* **DIRECTIONS**:
The response must be a precise copy of the records that follow.

Excerpts from an interface dataset:
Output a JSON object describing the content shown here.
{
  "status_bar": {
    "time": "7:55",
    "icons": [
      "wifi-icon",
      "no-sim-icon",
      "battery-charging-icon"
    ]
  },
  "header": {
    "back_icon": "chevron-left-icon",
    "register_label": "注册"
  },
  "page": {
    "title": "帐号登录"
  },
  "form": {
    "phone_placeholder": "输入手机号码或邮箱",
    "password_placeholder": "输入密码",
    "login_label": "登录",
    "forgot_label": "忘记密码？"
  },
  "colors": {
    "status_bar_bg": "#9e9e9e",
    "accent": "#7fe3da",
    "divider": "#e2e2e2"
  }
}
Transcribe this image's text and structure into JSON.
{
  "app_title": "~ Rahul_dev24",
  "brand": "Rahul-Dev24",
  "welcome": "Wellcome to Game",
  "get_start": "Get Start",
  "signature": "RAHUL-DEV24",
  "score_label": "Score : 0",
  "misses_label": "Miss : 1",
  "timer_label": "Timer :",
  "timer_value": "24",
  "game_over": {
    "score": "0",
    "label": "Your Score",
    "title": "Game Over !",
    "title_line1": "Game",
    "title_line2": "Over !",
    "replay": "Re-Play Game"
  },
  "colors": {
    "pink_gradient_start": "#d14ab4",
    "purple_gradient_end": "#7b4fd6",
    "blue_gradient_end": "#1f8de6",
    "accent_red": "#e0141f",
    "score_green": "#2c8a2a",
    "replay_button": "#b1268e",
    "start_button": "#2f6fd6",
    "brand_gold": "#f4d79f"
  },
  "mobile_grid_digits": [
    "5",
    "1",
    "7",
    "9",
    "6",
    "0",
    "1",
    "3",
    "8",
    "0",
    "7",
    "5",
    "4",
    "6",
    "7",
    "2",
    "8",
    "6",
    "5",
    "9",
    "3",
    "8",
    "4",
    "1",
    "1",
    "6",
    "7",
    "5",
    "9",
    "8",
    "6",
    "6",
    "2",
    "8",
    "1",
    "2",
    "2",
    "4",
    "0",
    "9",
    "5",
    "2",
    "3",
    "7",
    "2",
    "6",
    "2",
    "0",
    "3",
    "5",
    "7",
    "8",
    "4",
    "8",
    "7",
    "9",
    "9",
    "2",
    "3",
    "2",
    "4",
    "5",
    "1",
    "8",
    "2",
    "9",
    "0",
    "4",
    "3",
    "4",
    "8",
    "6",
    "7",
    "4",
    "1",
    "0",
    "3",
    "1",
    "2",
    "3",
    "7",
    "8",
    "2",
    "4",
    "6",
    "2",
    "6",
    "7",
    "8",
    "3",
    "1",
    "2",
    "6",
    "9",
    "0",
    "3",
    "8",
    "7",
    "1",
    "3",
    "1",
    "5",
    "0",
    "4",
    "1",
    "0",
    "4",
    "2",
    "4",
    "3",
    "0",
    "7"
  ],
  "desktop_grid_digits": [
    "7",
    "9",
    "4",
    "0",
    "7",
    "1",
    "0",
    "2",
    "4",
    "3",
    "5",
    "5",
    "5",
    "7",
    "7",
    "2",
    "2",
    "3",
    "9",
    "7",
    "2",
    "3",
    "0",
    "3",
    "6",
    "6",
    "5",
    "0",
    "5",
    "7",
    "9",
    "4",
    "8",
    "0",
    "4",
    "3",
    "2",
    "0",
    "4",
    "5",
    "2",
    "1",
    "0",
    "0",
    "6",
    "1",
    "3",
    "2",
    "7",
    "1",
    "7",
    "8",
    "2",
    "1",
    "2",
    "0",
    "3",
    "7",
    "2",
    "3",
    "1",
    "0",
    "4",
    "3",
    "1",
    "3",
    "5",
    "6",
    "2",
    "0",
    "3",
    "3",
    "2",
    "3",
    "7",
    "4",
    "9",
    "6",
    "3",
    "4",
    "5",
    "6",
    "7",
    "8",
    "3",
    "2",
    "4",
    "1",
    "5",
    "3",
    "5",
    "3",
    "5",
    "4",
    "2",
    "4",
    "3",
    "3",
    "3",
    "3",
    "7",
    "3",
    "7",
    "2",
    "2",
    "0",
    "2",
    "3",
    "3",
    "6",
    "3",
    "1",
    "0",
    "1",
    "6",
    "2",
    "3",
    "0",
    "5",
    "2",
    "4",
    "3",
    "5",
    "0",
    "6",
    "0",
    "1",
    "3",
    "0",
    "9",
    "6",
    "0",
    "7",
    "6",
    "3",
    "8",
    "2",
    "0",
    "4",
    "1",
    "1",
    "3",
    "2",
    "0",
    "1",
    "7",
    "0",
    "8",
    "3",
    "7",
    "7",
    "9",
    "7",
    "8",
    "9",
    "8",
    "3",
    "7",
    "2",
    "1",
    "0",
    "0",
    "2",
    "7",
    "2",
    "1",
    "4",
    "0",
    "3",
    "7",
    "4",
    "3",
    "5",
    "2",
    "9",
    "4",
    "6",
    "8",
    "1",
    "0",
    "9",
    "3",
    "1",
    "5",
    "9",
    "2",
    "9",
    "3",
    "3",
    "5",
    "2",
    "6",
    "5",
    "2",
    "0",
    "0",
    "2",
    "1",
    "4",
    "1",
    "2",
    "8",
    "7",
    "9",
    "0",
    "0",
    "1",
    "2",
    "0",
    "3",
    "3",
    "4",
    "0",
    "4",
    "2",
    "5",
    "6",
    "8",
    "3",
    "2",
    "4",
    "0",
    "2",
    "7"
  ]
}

* **SOLUTION TO THE PROBLEM**:
Output a JSON object describing the content shown here.
{
  "status_bar": {
    "time": "7:55",
    "icons": [
      "wifi-icon",
      "no-sim-icon",
      "battery-charging-icon"
    ]
  },
  "header": {
    "back_icon": "chevron-left-icon",
    "register_label": "注册"
  },
  "page": {
    "title": "帐号登录"
  },
  "form": {
    "phone_placeholder": "输入手机号码或邮箱",
    "password_placeholder": "输入密码",
    "login_label": "登录",
    "forgot_label": "忘记密码？"
  },
  "colors": {
    "status_bar_bg": "#9e9e9e",
    "accent": "#7fe3da",
    "divider": "#e2e2e2"
  }
}
Transcribe this image's text and structure into JSON.
{
  "app_title": "~ Rahul_dev24",
  "brand": "Rahul-Dev24",
  "welcome": "Wellcome to Game",
  "get_start": "Get Start",
  "signature": "RAHUL-DEV24",
  "score_label": "Score : 0",
  "misses_label": "Miss : 1",
  "timer_label": "Timer :",
  "timer_value": "24",
  "game_over": {
    "score": "0",
    "label": "Your Score",
    "title": "Game Over !",
    "title_line1": "Game",
    "title_line2": "Over !",
    "replay": "Re-Play Game"
  },
  "colors": {
    "pink_gradient_start": "#d14ab4",
    "purple_gradient_end": "#7b4fd6",
    "blue_gradient_end": "#1f8de6",
    "accent_red": "#e0141f",
    "score_green": "#2c8a2a",
    "replay_button": "#b1268e",
    "start_button": "#2f6fd6",
    "brand_gold": "#f4d79f"
  },
  "mobile_grid_digits": [
    "5",
    "1",
    "7",
    "9",
    "6",
    "0",
    "1",
    "3",
    "8",
    "0",
    "7",
    "5",
    "4",
    "6",
    "7",
    "2",
    "8",
    "6",
    "5",
    "9",
    "3",
    "8",
    "4",
    "1",
    "1",
    "6",
    "7",
    "5",
    "9",
    "8",
    "6",
    "6",
    "2",
    "8",
    "1",
    "2",
    "2",
    "4",
    "0",
    "9",
    "5",
    "2",
    "3",
    "7",
    "2",
    "6",
    "2",
    "0",
    "3",
    "5",
    "7",
    "8",
    "4",
    "8",
    "7",
    "9",
    "9",
    "2",
    "3",
    "2",
    "4",
    "5",
    "1",
    "8",
    "2",
    "9",
    "0",
    "4",
    "3",
    "4",
    "8",
    "6",
    "7",
    "4",
    "1",
    "0",
    "3",
    "1",
    "2",
    "3",
    "7",
    "8",
    "2",
    "4",
    "6",
    "2",
    "6",
    "7",
    "8",
    "3",
    "1",
    "2",
    "6",
    "9",
    "0",
    "3",
    "8",
    "7",
    "1",
    "3",
    "1",
    "5",
    "0",
    "4",
    "1",
    "0",
    "4",
    "2",
    "4",
    "3",
    "0",
    "7"
  ],
  "desktop_grid_digits": [
    "7",
    "9",
    "4",
    "0",
    "7",
    "1",
    "0",
    "2",
    "4",
    "3",
    "5",
    "5",
    "5",
    "7",
    "7",
    "2",
    "2",
    "3",
    "9",
    "7",
    "2",
    "3",
    "0",
    "3",
    "6",
    "6",
    "5",
    "0",
    "5",
    "7",
    "9",
    "4",
    "8",
    "0",
    "4",
    "3",
    "2",
    "0",
    "4",
    "5",
    "2",
    "1",
    "0",
    "0",
    "6",
    "1",
    "3",
    "2",
    "7",
    "1",
    "7",
    "8",
    "2",
    "1",
    "2",
    "0",
    "3",
    "7",
    "2",
    "3",
    "1",
    "0",
    "4",
    "3",
    "1",
    "3",
    "5",
    "6",
    "2",
    "0",
    "3",
    "3",
    "2",
    "3",
    "7",
    "4",
    "9",
    "6",
    "3",
    "4",
    "5",
    "6",
    "7",
    "8",
    "3",
    "2",
    "4",
    "1",
    "5",
    "3",
    "5",
    "3",
    "5",
    "4",
    "2",
    "4",
    "3",
    "3",
    "3",
    "3",
    "7",
    "3",
    "7",
    "2",
    "2",
    "0",
    "2",
    "3",
    "3",
    "6",
    "3",
    "1",
    "0",
    "1",
    "6",
    "2",
    "3",
    "0",
    "5",
    "2",
    "4",
    "3",
    "5",
    "0",
    "6",
    "0",
    "1",
    "3",
    "0",
    "9",
    "6",
    "0",
    "7",
    "6",
    "3",
    "8",
    "2",
    "0",
    "4",
    "1",
    "1",
    "3",
    "2",
    "0",
    "1",
    "7",
    "0",
    "8",
    "3",
    "7",
    "7",
    "9",
    "7",
    "8",
    "9",
    "8",
    "3",
    "7",
    "2",
    "1",
    "0",
    "0",
    "2",
    "7",
    "2",
    "1",
    "4",
    "0",
    "3",
    "7",
    "4",
    "3",
    "5",
    "2",
    "9",
    "4",
    "6",
    "8",
    "1",
    "0",
    "9",
    "3",
    "1",
    "5",
    "9",
    "2",
    "9",
    "3",
    "3",
    "5",
    "2",
    "6",
    "5",
    "2",
    "0",
    "0",
    "2",
    "1",
    "4",
    "1",
    "2",
    "8",
    "7",
    "9",
    "0",
    "0",
    "1",
    "2",
    "0",
    "3",
    "3",
    "4",
    "0",
    "4",
    "2",
    "5",
    "6",
    "8",
    "3",
    "2",
    "4",
    "0",
    "2",
    "7"
  ]
}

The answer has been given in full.